Editorial: Higher education caught in governor’s game with voters
In his proposed 2012-13 budget, Gov. Jerry Brown is playing a high-stakes game when it comes to higher education.
His newest plan continues a 27 percent reduction in funding for the California State University system as well as a continuation of dramatic cuts for community colleges. The University of California system gets some one-time adjustments, but it too faces another year of dramatically reduced state funding. The proposed funding for CSU alone, while it remains at $2 billion systemwide, is far below levels that are required to meet its commitments to freshman and transferring community college students.
For the Tri-Counties, the stakes are extremely high. All budget cuts curb the ability of Cal Poly San Luis Obispo to attract the faculty and staff that make it a world-class institution. Even worse, the state is not holding up its end of the bargain when it vowed that CSU Channel Islands would become a major force in higher education in Ventura County and beyond — if the private sector did its share. Thanks to the noble efforts of President Richard Rush, Channel Islands has attracted millions of dollars in private funding, but it is the public side that’s fallen behind.
What the governor is doing is counting on the electorate being so angry about the cuts that it’s willing to pass a series of tax measures in November that would raise income taxes yet again and increase state sales tax rates.
If all goes as planned, the measure will generate $7 billion a year in revenue that would restore some of the cuts — from the UC system all the way down to K-12. If voters do not approve the measure, more cuts are in store, including $200 million more for CSU, an amount equal to funding for 27,000 students.
“Our campuses have done everything they can to get through this fiscal year with a $750 million budget cut,” CSU Chancellor Charles B. Reed said in a statement. He added that with any more cuts, “we will need to take more drastic measures” including enrollment cuts.

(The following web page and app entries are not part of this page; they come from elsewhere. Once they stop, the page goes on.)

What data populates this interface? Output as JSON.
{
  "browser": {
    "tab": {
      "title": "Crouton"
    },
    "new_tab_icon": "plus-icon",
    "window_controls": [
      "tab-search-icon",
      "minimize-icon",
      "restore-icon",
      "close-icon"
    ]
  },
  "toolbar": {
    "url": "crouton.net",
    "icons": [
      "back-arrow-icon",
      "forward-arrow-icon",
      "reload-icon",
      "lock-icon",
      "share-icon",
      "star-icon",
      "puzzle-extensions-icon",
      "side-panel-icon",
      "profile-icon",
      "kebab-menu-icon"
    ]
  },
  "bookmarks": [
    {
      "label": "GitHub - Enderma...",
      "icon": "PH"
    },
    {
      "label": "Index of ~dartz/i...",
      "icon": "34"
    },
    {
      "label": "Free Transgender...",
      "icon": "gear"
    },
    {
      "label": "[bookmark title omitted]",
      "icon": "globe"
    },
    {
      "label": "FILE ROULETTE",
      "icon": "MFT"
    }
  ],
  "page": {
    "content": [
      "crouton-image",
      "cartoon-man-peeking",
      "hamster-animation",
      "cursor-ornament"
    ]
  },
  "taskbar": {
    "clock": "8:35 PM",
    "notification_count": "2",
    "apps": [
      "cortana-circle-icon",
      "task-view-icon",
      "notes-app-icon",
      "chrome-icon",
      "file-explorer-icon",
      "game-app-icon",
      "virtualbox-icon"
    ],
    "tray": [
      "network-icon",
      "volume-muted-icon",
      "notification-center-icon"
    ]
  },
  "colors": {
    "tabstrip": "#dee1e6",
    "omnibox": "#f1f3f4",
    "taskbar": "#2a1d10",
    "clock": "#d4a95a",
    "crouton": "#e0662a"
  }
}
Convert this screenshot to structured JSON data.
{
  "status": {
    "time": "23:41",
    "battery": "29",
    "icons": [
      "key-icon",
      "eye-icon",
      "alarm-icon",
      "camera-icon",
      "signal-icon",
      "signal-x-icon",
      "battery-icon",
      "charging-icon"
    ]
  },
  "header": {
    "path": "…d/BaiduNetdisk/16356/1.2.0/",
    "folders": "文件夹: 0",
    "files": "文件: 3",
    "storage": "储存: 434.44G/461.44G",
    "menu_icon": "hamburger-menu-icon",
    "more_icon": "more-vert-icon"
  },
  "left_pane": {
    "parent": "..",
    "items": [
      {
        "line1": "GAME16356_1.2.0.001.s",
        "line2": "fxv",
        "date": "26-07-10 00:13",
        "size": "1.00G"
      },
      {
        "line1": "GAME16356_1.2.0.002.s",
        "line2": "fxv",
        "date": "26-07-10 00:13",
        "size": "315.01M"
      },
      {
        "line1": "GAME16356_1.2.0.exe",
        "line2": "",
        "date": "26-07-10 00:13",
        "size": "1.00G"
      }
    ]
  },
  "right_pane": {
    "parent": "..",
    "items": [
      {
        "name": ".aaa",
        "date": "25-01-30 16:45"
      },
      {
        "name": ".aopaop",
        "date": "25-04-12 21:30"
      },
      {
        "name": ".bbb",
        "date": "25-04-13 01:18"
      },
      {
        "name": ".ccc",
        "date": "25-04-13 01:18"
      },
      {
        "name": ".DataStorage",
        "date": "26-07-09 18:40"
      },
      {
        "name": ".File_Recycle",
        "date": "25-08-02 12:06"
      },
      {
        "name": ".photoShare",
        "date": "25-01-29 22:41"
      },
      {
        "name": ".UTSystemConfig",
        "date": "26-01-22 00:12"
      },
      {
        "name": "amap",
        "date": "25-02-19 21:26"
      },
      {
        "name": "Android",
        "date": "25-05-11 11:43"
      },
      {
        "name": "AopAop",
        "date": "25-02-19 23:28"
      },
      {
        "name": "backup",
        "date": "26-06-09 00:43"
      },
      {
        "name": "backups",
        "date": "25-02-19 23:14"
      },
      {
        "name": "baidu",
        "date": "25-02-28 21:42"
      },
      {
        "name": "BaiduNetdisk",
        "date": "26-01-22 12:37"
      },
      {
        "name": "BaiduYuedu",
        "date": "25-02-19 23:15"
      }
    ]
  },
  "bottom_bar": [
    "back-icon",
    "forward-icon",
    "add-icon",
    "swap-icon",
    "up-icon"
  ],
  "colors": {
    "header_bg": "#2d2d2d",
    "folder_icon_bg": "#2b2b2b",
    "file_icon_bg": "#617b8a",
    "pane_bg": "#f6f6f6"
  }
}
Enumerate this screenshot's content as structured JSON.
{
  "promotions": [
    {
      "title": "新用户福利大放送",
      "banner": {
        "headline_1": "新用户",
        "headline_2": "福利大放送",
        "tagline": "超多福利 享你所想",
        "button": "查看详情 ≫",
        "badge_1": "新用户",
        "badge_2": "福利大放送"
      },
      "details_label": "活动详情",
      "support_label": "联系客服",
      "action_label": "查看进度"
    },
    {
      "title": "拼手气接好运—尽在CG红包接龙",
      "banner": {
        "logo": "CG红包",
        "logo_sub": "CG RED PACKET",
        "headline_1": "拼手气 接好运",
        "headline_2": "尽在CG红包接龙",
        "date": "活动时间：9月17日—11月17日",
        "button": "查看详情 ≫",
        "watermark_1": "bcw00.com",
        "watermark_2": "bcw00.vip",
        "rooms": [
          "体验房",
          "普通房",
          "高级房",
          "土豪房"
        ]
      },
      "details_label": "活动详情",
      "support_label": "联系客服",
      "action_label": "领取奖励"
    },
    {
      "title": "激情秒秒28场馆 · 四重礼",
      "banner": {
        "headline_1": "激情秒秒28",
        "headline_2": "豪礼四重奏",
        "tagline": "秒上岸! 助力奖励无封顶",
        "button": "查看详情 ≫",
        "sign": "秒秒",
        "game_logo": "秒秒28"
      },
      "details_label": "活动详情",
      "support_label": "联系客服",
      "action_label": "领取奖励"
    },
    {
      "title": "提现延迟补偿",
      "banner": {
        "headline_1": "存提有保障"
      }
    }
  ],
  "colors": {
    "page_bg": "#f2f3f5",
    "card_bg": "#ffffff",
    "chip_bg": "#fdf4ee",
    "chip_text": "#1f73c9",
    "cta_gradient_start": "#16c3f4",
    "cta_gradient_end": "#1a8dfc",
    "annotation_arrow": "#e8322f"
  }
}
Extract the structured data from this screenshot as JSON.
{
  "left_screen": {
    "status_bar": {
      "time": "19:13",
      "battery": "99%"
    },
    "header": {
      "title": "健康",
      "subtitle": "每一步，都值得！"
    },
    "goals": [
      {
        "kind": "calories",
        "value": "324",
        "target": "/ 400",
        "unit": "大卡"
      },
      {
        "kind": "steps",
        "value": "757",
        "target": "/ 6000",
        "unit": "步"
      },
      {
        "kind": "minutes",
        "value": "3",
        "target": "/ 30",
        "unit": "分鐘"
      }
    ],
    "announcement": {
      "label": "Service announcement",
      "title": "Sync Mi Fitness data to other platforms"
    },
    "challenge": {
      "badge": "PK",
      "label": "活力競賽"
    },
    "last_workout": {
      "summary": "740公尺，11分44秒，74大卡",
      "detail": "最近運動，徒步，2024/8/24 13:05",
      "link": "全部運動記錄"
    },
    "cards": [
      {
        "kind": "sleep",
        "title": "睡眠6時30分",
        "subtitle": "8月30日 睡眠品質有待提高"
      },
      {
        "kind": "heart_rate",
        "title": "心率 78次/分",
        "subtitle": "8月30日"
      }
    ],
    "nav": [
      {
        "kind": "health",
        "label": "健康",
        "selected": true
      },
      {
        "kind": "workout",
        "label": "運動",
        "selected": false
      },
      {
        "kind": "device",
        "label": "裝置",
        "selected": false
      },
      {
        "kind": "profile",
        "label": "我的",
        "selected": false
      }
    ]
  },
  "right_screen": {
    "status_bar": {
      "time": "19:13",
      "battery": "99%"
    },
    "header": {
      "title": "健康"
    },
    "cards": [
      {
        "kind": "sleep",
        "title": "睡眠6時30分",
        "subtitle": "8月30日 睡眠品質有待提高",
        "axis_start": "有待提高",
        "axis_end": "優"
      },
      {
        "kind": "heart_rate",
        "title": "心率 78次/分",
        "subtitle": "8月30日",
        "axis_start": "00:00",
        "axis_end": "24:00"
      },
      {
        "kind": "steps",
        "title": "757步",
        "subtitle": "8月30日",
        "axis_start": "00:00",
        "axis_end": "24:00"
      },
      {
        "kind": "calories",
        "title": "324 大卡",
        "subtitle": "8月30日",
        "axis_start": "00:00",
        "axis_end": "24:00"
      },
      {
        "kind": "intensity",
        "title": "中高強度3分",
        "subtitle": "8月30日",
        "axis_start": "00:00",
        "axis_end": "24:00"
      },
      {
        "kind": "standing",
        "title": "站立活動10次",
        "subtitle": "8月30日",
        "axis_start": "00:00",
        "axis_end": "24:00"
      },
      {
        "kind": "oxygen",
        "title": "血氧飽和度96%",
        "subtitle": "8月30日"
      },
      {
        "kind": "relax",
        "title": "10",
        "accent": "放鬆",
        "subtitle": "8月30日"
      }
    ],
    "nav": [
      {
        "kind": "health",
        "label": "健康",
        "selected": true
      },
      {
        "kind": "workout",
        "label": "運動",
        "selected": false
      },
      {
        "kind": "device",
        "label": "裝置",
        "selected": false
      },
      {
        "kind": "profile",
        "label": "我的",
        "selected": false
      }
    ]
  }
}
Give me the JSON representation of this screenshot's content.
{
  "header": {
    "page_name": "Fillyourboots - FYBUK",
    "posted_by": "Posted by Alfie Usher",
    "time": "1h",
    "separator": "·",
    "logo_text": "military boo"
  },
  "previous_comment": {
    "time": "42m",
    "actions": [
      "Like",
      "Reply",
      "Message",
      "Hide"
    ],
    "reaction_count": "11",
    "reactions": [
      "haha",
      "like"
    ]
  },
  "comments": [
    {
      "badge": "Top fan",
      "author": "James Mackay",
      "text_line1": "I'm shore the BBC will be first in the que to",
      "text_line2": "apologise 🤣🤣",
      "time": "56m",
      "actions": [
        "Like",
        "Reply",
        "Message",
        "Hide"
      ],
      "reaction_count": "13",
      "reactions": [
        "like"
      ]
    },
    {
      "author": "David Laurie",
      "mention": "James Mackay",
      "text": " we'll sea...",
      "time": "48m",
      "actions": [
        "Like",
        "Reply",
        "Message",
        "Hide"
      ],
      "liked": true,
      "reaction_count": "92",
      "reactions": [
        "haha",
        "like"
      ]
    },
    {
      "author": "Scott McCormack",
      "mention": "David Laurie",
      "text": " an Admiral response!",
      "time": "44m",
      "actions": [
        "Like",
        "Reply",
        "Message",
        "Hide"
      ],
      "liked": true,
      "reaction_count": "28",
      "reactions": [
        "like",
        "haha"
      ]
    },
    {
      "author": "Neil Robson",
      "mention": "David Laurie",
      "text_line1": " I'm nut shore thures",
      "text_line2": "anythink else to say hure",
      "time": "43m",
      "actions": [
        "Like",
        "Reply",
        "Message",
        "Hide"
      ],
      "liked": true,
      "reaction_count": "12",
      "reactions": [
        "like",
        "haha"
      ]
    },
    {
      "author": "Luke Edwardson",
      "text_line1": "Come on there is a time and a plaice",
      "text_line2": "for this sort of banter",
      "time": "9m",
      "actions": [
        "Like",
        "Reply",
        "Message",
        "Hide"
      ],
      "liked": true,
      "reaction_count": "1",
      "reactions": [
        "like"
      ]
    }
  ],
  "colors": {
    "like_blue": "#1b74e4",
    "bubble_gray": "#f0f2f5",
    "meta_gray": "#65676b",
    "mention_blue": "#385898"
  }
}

While the governor plays his game of budget chicken with voters, time is not on California’s side. Demands for a skilled workforce keep rising with much of the competition coming from Asia, where the Golden State once was poised to dominate in trade and manufacturing. According to the Public Policy Institute of California, it will take one million more college graduates by 2025 to keep the state competitive.